    The Ninth Circuit agreed with the bankruptcy court's finding that the bonding company had agreed to the renewal while it was still obligated under the original bond. Consequently, although it affirmed the BAP, the court actually agreed instead with the reasoning of the bankruptcy court but for one point. The Ninth Circuit ruled that to show proximate damages a creditor must show that it had valuable collection remedies at the time it agreed to renew its commitment to the debtor and that those remedies lost value during the renewal period. The Ninth Circuit disagreed with the bankruptcy court's imposed requirement that the creditor also show that it would have exercised those rights in a sufficiently timely fashion so as to be able to collect. Essentially the court took the view that proximate damages could be calculated by comparing what would have been the value of the creditor's collection remedies on the date of the extension to the value of such remedies at the end of the extension or renewal period.

    The general discussion in Siriani, as well as the analysis in cases cited with approval therein, indicate that there is no "new money" requirement in § 523(a)(2). Rather, the creditor must just show, on top of the first six factors set forth above, that it incurred damage proximately resulting from the misrepresentation. Specifically, if the creditor demonstrates that it had valuable collection remedies at the time of the extension or renewal, that it did not exercise in reliance on the debtor's misrepresentation and that those remedies lost value during the renewal or extension period, the creditor has shown proximate damage to the extent that those remedies lost value.



    The bankruptcy court granted summary judgment because the Bank did not advance additional funds when it extended the time to pay the Note. There is no new money requirement for bringing an action pursuant to § 523(a)(2). Therefore, we REVERSE and REMAND.


    [1] The Bank was apparently owed a great deal more than the $150,000 and filed a complaint to have those amounts also declared nondischargeable. The Bank only appeals that portion of the bankruptcy court's order which found the $150,000 dischargeable. Furthermore, the Bank limits the focus of its appeal to the extension granted in December of 1988. The Bank has not contended that the Kims initially obtained the funds through misrepresentations concerning how and when the Kims would repay the Bank.

    [2] The wording at issue is found in § 523(a)(2) itself and not just in § 523(a)(2)(B). Therefore, the floor statements are equally applicable to cases under § 523(a)(2)(A). See generally In re Siriani, 967 F.2d 302, 304 (9th Cir.1992) (the same general standards are applicable to both sections).

    [3] Subsequent to Siriani, the Ninth Circuit has ruled that a creditor must prove justifiable reliance under § 523(a)(2)(A), not reasonable reliance. In re Kirsh, 973 F.2d 1454, 1460 (9th Cir.1992).

Document Info
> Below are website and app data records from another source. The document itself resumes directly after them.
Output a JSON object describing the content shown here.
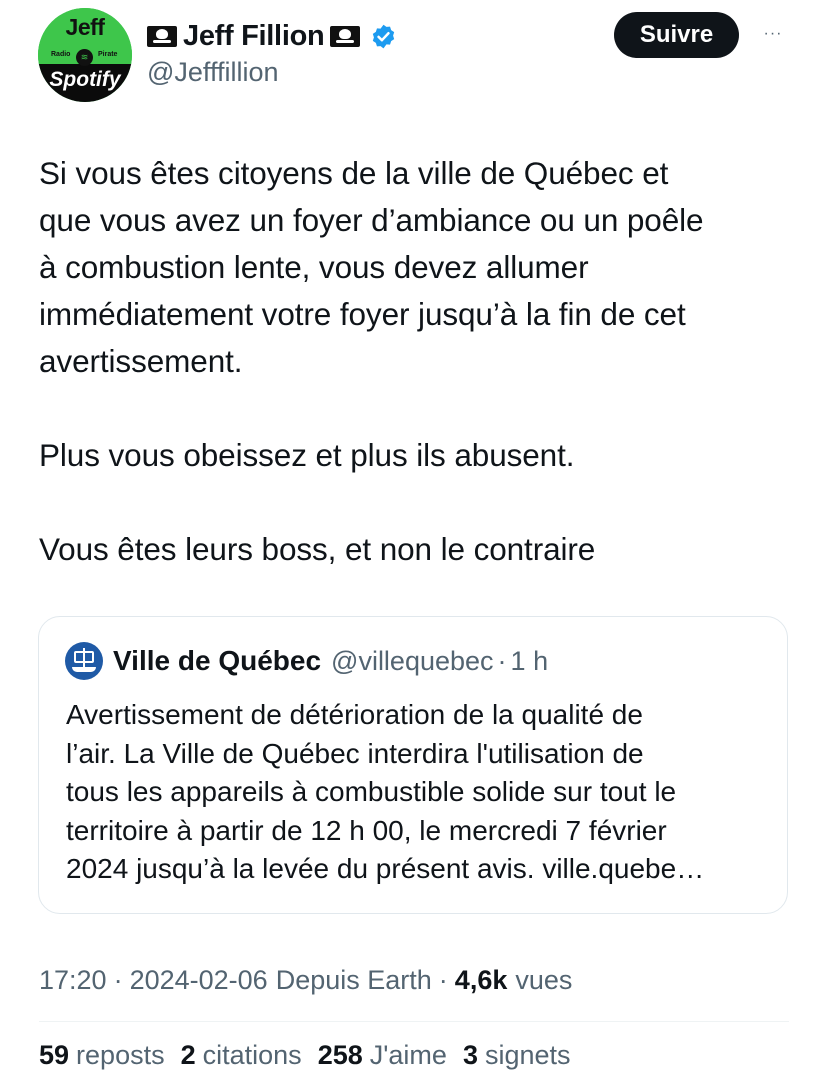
{
  "author": {
    "avatar": {
      "top_text": "Jeff",
      "small_left": "Radio",
      "small_right": "Pirate",
      "bottom_text": "Spotify"
    },
    "name": "Jeff Fillion",
    "handle": "@Jefffillion",
    "verified": true,
    "flag_icon": "pirate-flag-icon"
  },
  "actions": {
    "follow_label": "Suivre",
    "more_label": "···"
  },
  "tweet": {
    "paragraphs": [
      "Si vous êtes citoyens de la ville de Québec et\nque vous avez un foyer d’ambiance ou un poêle\nà combustion lente, vous devez allumer\nimmédiatement votre foyer jusqu’à la fin de cet\navertissement.",
      "Plus vous obeissez et plus ils abusent.",
      "Vous êtes leurs boss, et non le contraire"
    ]
  },
  "quote": {
    "name": "Ville de Québec",
    "handle": "@villequebec",
    "separator": "·",
    "time": "1 h",
    "text": "Avertissement de détérioration de la qualité de\nl’air. La Ville de Québec interdira l'utilisation de\ntous les appareils à combustible solide sur tout le\nterritoire à partir de 12 h 00, le mercredi 7 février\n2024 jusqu’à la levée du présent avis. ville.quebe…"
  },
  "meta": {
    "time": "17:20",
    "date": "2024-02-06",
    "source": "Depuis Earth",
    "separator": "·",
    "views_count": "4,6k",
    "views_label": "vues"
  },
  "stats": [
    {
      "count": "59",
      "label": "reposts"
    },
    {
      "count": "2",
      "label": "citations"
    },
    {
      "count": "258",
      "label": "J'aime"
    },
    {
      "count": "3",
      "label": "signets"
    }
  ],
  "colors": {
    "text": "#0f1419",
    "secondary": "#536471",
    "verified_blue": "#1d9bf0",
    "border": "#e1e8ed"
  }
}
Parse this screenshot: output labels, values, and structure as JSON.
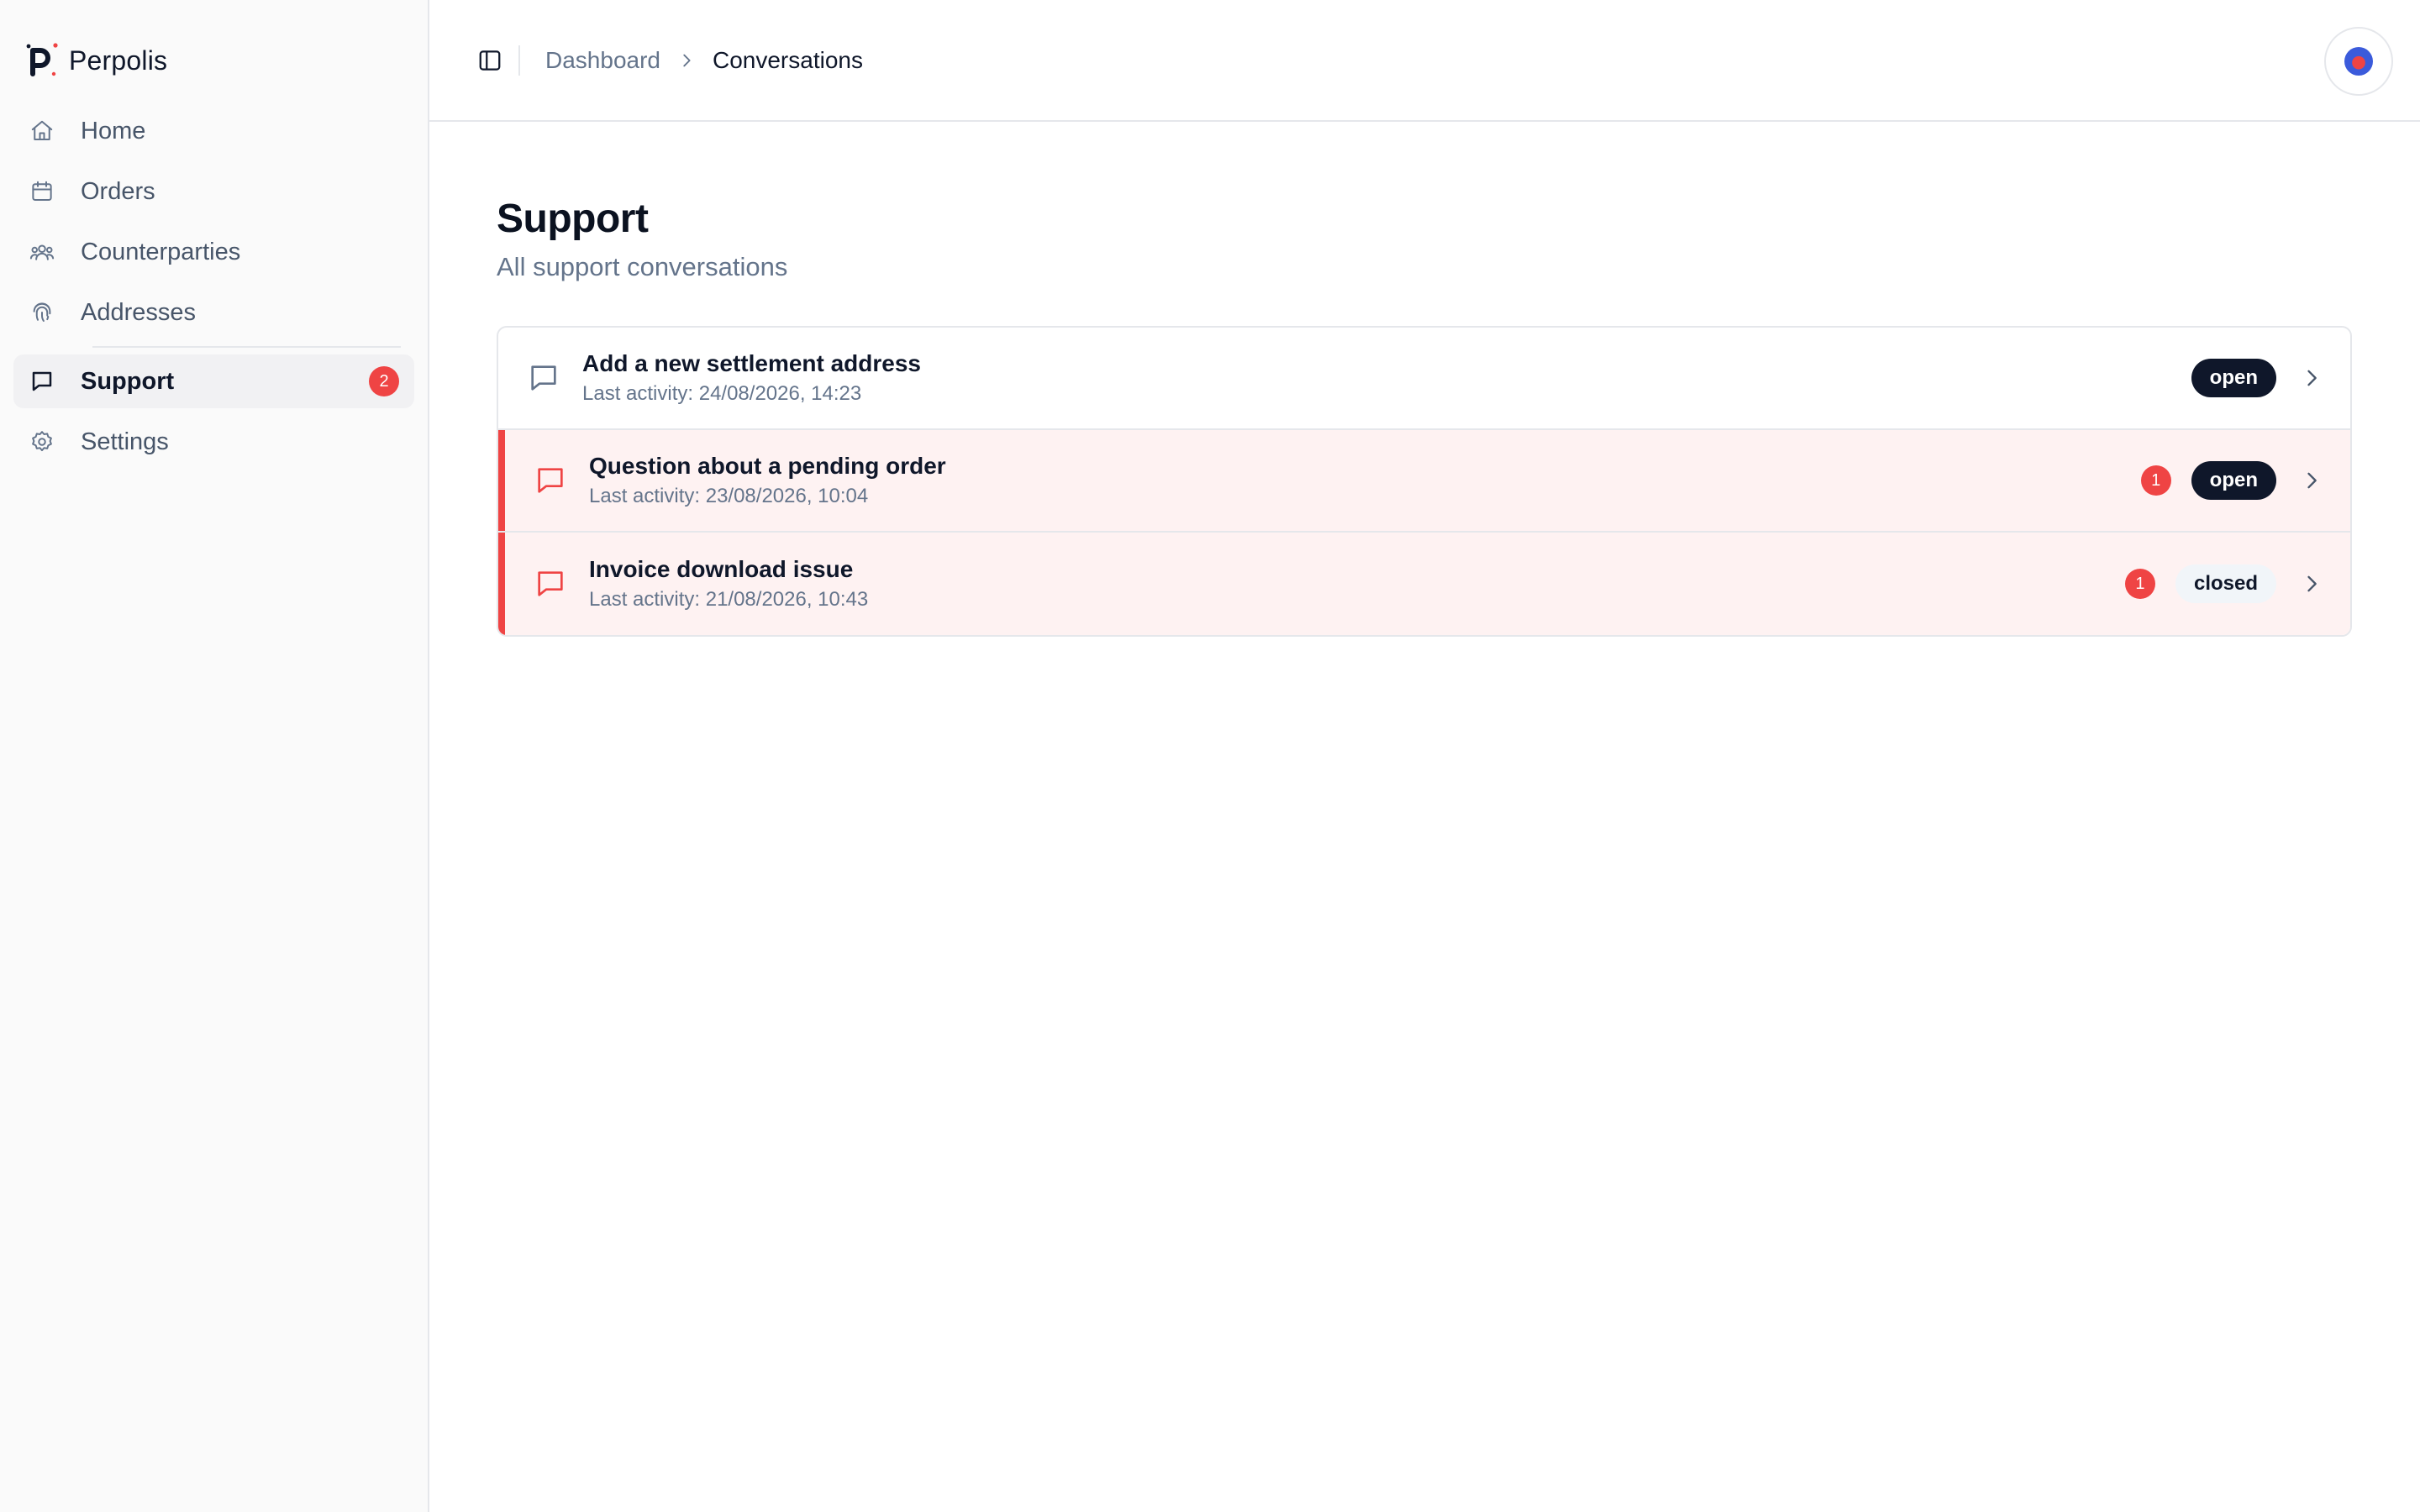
{
  "brand": {
    "name": "Perpolis"
  },
  "sidebar": {
    "items": [
      {
        "label": "Home",
        "icon": "home-icon"
      },
      {
        "label": "Orders",
        "icon": "calendar-icon"
      },
      {
        "label": "Counterparties",
        "icon": "users-icon"
      },
      {
        "label": "Addresses",
        "icon": "fingerprint-icon"
      },
      {
        "label": "Support",
        "icon": "message-icon",
        "badge": "2",
        "active": true
      },
      {
        "label": "Settings",
        "icon": "gear-icon"
      }
    ]
  },
  "breadcrumb": {
    "parent": "Dashboard",
    "current": "Conversations"
  },
  "page": {
    "title": "Support",
    "subtitle": "All support conversations"
  },
  "conversations": [
    {
      "title": "Add a new settlement address",
      "meta": "Last activity: 24/08/2026, 14:23",
      "unread": "",
      "status": "open"
    },
    {
      "title": "Question about a pending order",
      "meta": "Last activity: 23/08/2026, 10:04",
      "unread": "1",
      "status": "open"
    },
    {
      "title": "Invoice download issue",
      "meta": "Last activity: 21/08/2026, 10:43",
      "unread": "1",
      "status": "closed"
    }
  ],
  "colors": {
    "accent": "#ef4444",
    "primary": "#0f172a",
    "muted": "#64748b",
    "unread_row_bg": "#fef2f2"
  }
}
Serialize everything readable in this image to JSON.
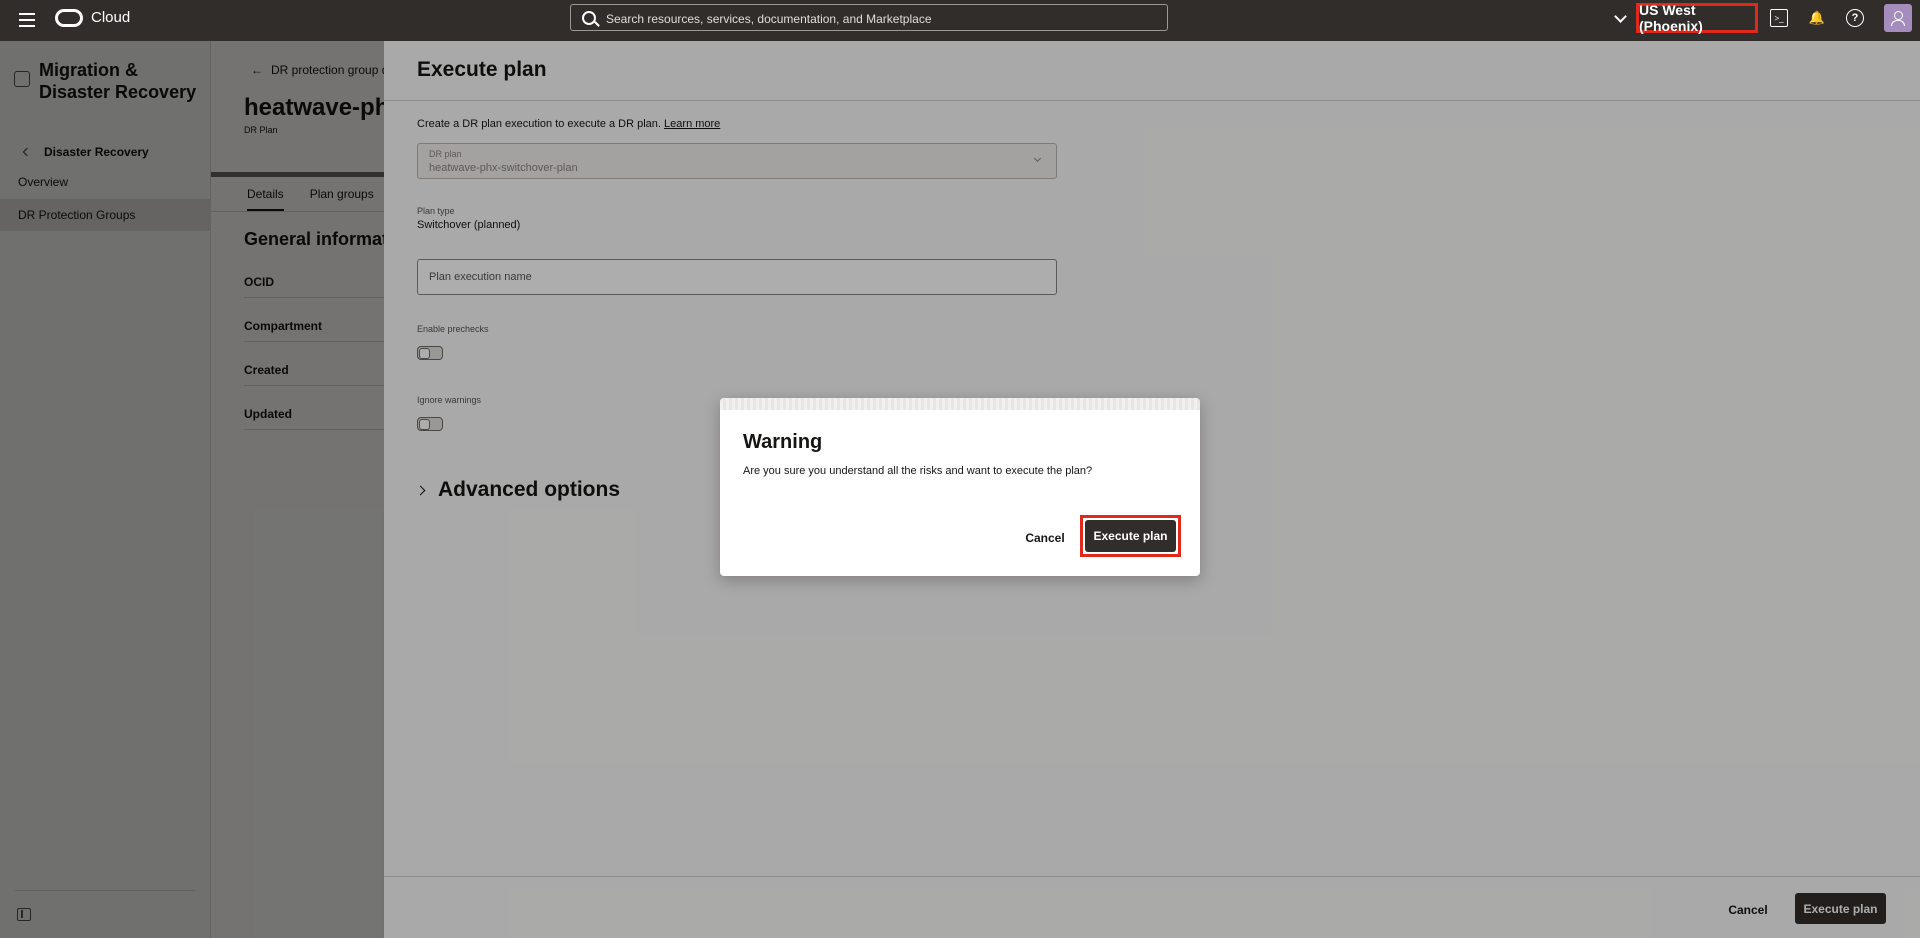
{
  "topbar": {
    "brand": "Cloud",
    "search_placeholder": "Search resources, services, documentation, and Marketplace",
    "region": "US West (Phoenix)",
    "icons": [
      "menu-icon",
      "oracle-logo",
      "search-icon",
      "chevron-down-icon",
      "cloud-shell-icon",
      "bell-icon",
      "help-icon",
      "user-icon"
    ],
    "highlight_color": "#e0291b"
  },
  "leftnav": {
    "title": "Migration & Disaster Recovery",
    "back_label": "Disaster Recovery",
    "items": [
      {
        "label": "Overview",
        "active": false
      },
      {
        "label": "DR Protection Groups",
        "active": true
      }
    ]
  },
  "detail": {
    "breadcrumb": "DR protection group d",
    "title": "heatwave-ph",
    "subtitle": "DR Plan",
    "tabs": [
      "Details",
      "Plan groups"
    ],
    "section_title": "General informati",
    "labels": [
      "OCID",
      "Compartment",
      "Created",
      "Updated"
    ]
  },
  "panel": {
    "title": "Execute plan",
    "description": "Create a DR plan execution to execute a DR plan.",
    "learn_more": "Learn more",
    "dr_plan_label": "DR plan",
    "dr_plan_value": "heatwave-phx-switchover-plan",
    "plan_type_label": "Plan type",
    "plan_type_value": "Switchover (planned)",
    "name_placeholder": "Plan execution name",
    "prechecks_label": "Enable prechecks",
    "prechecks_on": false,
    "ignore_label": "Ignore warnings",
    "ignore_on": false,
    "advanced_label": "Advanced options",
    "cancel_label": "Cancel",
    "execute_label": "Execute plan"
  },
  "modal": {
    "title": "Warning",
    "body": "Are you sure you understand all the risks and want to execute the plan?",
    "cancel_label": "Cancel",
    "execute_label": "Execute plan"
  }
}
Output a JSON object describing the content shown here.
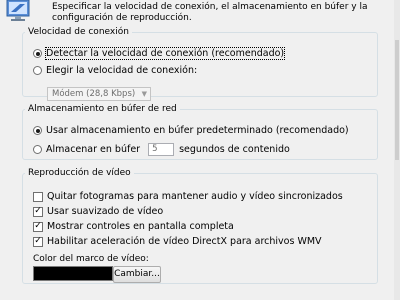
{
  "header": {
    "icon": "monitor-settings-icon",
    "text": "Especificar la velocidad de conexión, el almacenamiento en búfer y la configuración de reproducción."
  },
  "connection": {
    "legend": "Velocidad de conexión",
    "detect_label": "Detectar la velocidad de conexión (recomendado)",
    "detect_checked": true,
    "choose_label": "Elegir la velocidad de conexión:",
    "choose_checked": false,
    "speed_value": "Módem (28,8 Kbps)"
  },
  "buffering": {
    "legend": "Almacenamiento en búfer de red",
    "default_label": "Usar almacenamiento en búfer predeterminado (recomendado)",
    "default_checked": true,
    "custom_label": "Almacenar en búfer",
    "custom_checked": false,
    "seconds_value": "5",
    "seconds_suffix": "segundos de contenido"
  },
  "playback": {
    "legend": "Reproducción de vídeo",
    "options": [
      {
        "label": "Quitar fotogramas para mantener audio y vídeo sincronizados",
        "checked": false
      },
      {
        "label": "Usar suavizado de vídeo",
        "checked": true
      },
      {
        "label": "Mostrar controles en pantalla completa",
        "checked": true
      },
      {
        "label": "Habilitar aceleración de vídeo DirectX para archivos WMV",
        "checked": true
      }
    ],
    "border_color_label": "Color del marco de vídeo:",
    "border_color": "#000000",
    "change_button": "Cambiar..."
  }
}
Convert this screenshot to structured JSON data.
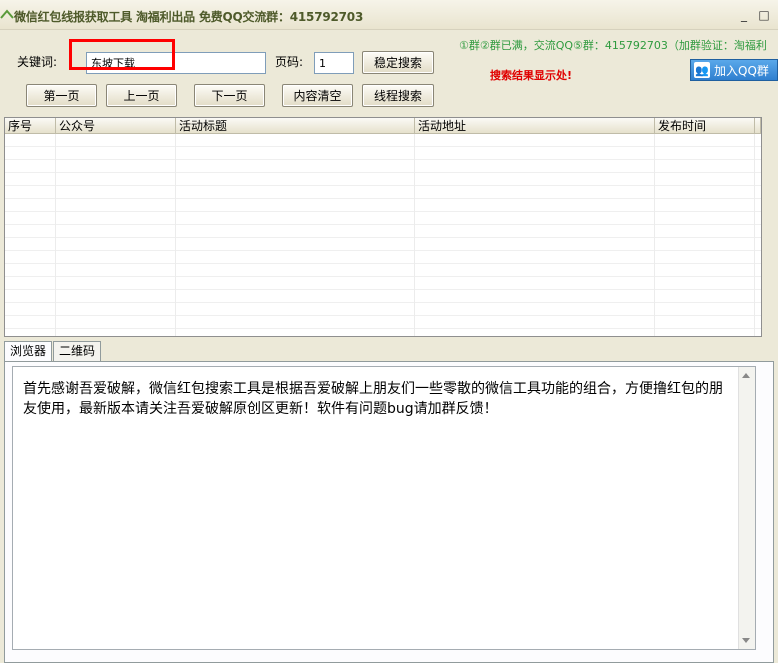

DocketNumber: BAP No. CC-93-1365-MeOPe. Bankruptcy No. LA 92-27121 CA. Adv. No. LA 92-02739 CA

Citation Numbers: 163 B.R. 157

Judges: Meyers, Ollason and Perris, Bankruptcy Judges

Filed Date: 1/24/1994

Precedential Status: Precedential

Modified Date: 8/3/2017